Key points (from memory, so I may be off a little):
- Sunpower and Sanyo make the most efficient solar cells at 23%. Most manufacturers are in the 15-20% range.
- Theoretical maximum efficiency is 33%.
- This year the photovoltaic industry passed the computer chip industry in use of silicon.
- Like all commodities, there’s currently a shortage raw silicon because the silicon “refineries” haven’t kept pace with the growth of the PV industry. However, they are currently building more capacity.
- In 1979 PV cost was $30/watt
- Now cost is $3/watt
- Cost has had a linear relationship with the number of cells produced. Every time we double the number of cells produced, the cost drops by 18% (I think – the important thing is: its linear).
- That projects $1/watt in 2012, which makes photovoltaics located on a roof used to power a house cost competitive (without any govt subsidies) with traditional fossil fuel generated electicity from the grid.
- At $0.67/watt PV will be cost competitive in megawatt scale solar farms to replace fossil fuel fired power plants.
- The embedded energy also falls in the same linear relationship. It currently takes 3 years for a solar panel to generate the amount of energy that it took to get the silicon and make the solar panel.
- The largest PV markets are currently Germany (#1) and Japan (#2).
- Sunpower sells panels to Japan’s largest home builder, who offers solar as an upgrade. Last year 1/2 of the houses they built p had solar power.
- As with everything else, China will be a huge market pretty soon.
- When we get to the point that somewhere between 3 and 30% of power on the grid is from solar, storage will be a big problem to deal with.
- Solar cells don’t fail.
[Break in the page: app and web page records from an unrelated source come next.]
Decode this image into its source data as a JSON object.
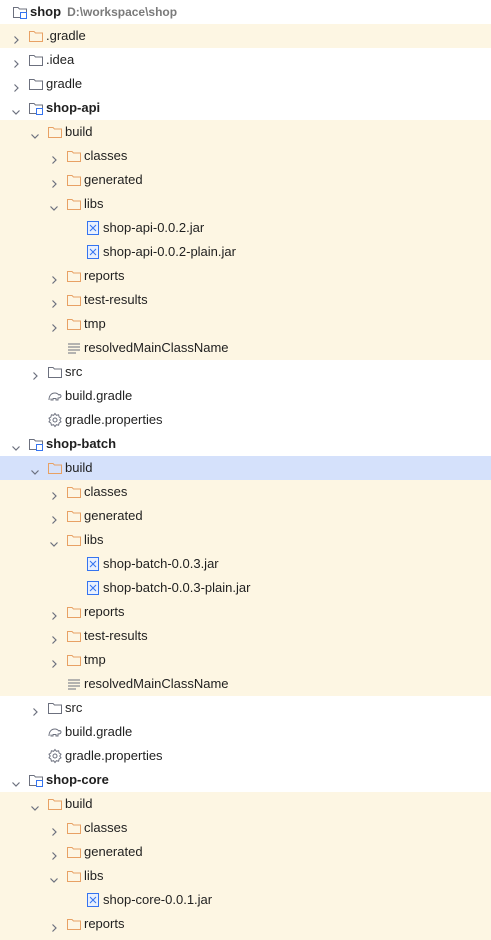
{
  "project_tree": {
    "rows": [
      {
        "name": "shop",
        "bold": true,
        "path": "D:\\workspace\\shop",
        "icon": "module-folder-icon",
        "depth": 0,
        "expand": "none",
        "bg": "none"
      },
      {
        "name": ".gradle",
        "icon": "excluded-folder-icon",
        "depth": 0,
        "expand": "collapsed",
        "bg": "excluded"
      },
      {
        "name": ".idea",
        "icon": "folder-icon",
        "depth": 0,
        "expand": "collapsed",
        "bg": "none"
      },
      {
        "name": "gradle",
        "icon": "folder-icon",
        "depth": 0,
        "expand": "collapsed",
        "bg": "none"
      },
      {
        "name": "shop-api",
        "bold": true,
        "icon": "module-folder-icon",
        "depth": 0,
        "expand": "expanded",
        "bg": "none"
      },
      {
        "name": "build",
        "icon": "excluded-folder-icon",
        "depth": 1,
        "expand": "expanded",
        "bg": "excluded"
      },
      {
        "name": "classes",
        "icon": "excluded-folder-icon",
        "depth": 2,
        "expand": "collapsed",
        "bg": "excluded"
      },
      {
        "name": "generated",
        "icon": "excluded-folder-icon",
        "depth": 2,
        "expand": "collapsed",
        "bg": "excluded"
      },
      {
        "name": "libs",
        "icon": "excluded-folder-icon",
        "depth": 2,
        "expand": "expanded",
        "bg": "excluded"
      },
      {
        "name": "shop-api-0.0.2.jar",
        "icon": "jar-file-icon",
        "depth": 3,
        "expand": "none",
        "bg": "excluded"
      },
      {
        "name": "shop-api-0.0.2-plain.jar",
        "icon": "jar-file-icon",
        "depth": 3,
        "expand": "none",
        "bg": "excluded"
      },
      {
        "name": "reports",
        "icon": "excluded-folder-icon",
        "depth": 2,
        "expand": "collapsed",
        "bg": "excluded"
      },
      {
        "name": "test-results",
        "icon": "excluded-folder-icon",
        "depth": 2,
        "expand": "collapsed",
        "bg": "excluded"
      },
      {
        "name": "tmp",
        "icon": "excluded-folder-icon",
        "depth": 2,
        "expand": "collapsed",
        "bg": "excluded"
      },
      {
        "name": "resolvedMainClassName",
        "icon": "text-file-icon",
        "depth": 2,
        "expand": "none",
        "bg": "excluded"
      },
      {
        "name": "src",
        "icon": "folder-icon",
        "depth": 1,
        "expand": "collapsed",
        "bg": "none"
      },
      {
        "name": "build.gradle",
        "icon": "gradle-elephant-icon",
        "depth": 1,
        "expand": "none",
        "bg": "none"
      },
      {
        "name": "gradle.properties",
        "icon": "gear-icon",
        "depth": 1,
        "expand": "none",
        "bg": "none"
      },
      {
        "name": "shop-batch",
        "bold": true,
        "icon": "module-folder-icon",
        "depth": 0,
        "expand": "expanded",
        "bg": "none"
      },
      {
        "name": "build",
        "icon": "excluded-folder-icon",
        "depth": 1,
        "expand": "expanded",
        "bg": "selected"
      },
      {
        "name": "classes",
        "icon": "excluded-folder-icon",
        "depth": 2,
        "expand": "collapsed",
        "bg": "excluded"
      },
      {
        "name": "generated",
        "icon": "excluded-folder-icon",
        "depth": 2,
        "expand": "collapsed",
        "bg": "excluded"
      },
      {
        "name": "libs",
        "icon": "excluded-folder-icon",
        "depth": 2,
        "expand": "expanded",
        "bg": "excluded"
      },
      {
        "name": "shop-batch-0.0.3.jar",
        "icon": "jar-file-icon",
        "depth": 3,
        "expand": "none",
        "bg": "excluded"
      },
      {
        "name": "shop-batch-0.0.3-plain.jar",
        "icon": "jar-file-icon",
        "depth": 3,
        "expand": "none",
        "bg": "excluded"
      },
      {
        "name": "reports",
        "icon": "excluded-folder-icon",
        "depth": 2,
        "expand": "collapsed",
        "bg": "excluded"
      },
      {
        "name": "test-results",
        "icon": "excluded-folder-icon",
        "depth": 2,
        "expand": "collapsed",
        "bg": "excluded"
      },
      {
        "name": "tmp",
        "icon": "excluded-folder-icon",
        "depth": 2,
        "expand": "collapsed",
        "bg": "excluded"
      },
      {
        "name": "resolvedMainClassName",
        "icon": "text-file-icon",
        "depth": 2,
        "expand": "none",
        "bg": "excluded"
      },
      {
        "name": "src",
        "icon": "folder-icon",
        "depth": 1,
        "expand": "collapsed",
        "bg": "none"
      },
      {
        "name": "build.gradle",
        "icon": "gradle-elephant-icon",
        "depth": 1,
        "expand": "none",
        "bg": "none"
      },
      {
        "name": "gradle.properties",
        "icon": "gear-icon",
        "depth": 1,
        "expand": "none",
        "bg": "none"
      },
      {
        "name": "shop-core",
        "bold": true,
        "icon": "module-folder-icon",
        "depth": 0,
        "expand": "expanded",
        "bg": "none"
      },
      {
        "name": "build",
        "icon": "excluded-folder-icon",
        "depth": 1,
        "expand": "expanded",
        "bg": "excluded"
      },
      {
        "name": "classes",
        "icon": "excluded-folder-icon",
        "depth": 2,
        "expand": "collapsed",
        "bg": "excluded"
      },
      {
        "name": "generated",
        "icon": "excluded-folder-icon",
        "depth": 2,
        "expand": "collapsed",
        "bg": "excluded"
      },
      {
        "name": "libs",
        "icon": "excluded-folder-icon",
        "depth": 2,
        "expand": "expanded",
        "bg": "excluded"
      },
      {
        "name": "shop-core-0.0.1.jar",
        "icon": "jar-file-icon",
        "depth": 3,
        "expand": "none",
        "bg": "excluded"
      },
      {
        "name": "reports",
        "icon": "excluded-folder-icon",
        "depth": 2,
        "expand": "collapsed",
        "bg": "excluded"
      },
      {
        "name": "",
        "icon": "excluded-folder-icon",
        "depth": 2,
        "expand": "collapsed",
        "bg": "excluded"
      }
    ]
  },
  "colors": {
    "excluded_bg": "#fdf6e3",
    "selected_bg": "#d5e1fb",
    "excluded_folder": "#e8a164",
    "folder": "#6c707e",
    "jar": "#3574f0",
    "path_text": "#7a7a7a"
  }
}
The soldering that connects the individual silicon wafers does. Most solar panels have 25 year warranties.
- In solar systems, the inverter that converts the power from DC to AC is what fails 95% of the time (because they have electrolytic capacitors in them). The mean failure rate has been 5 years. Newer versions should be around 10 years.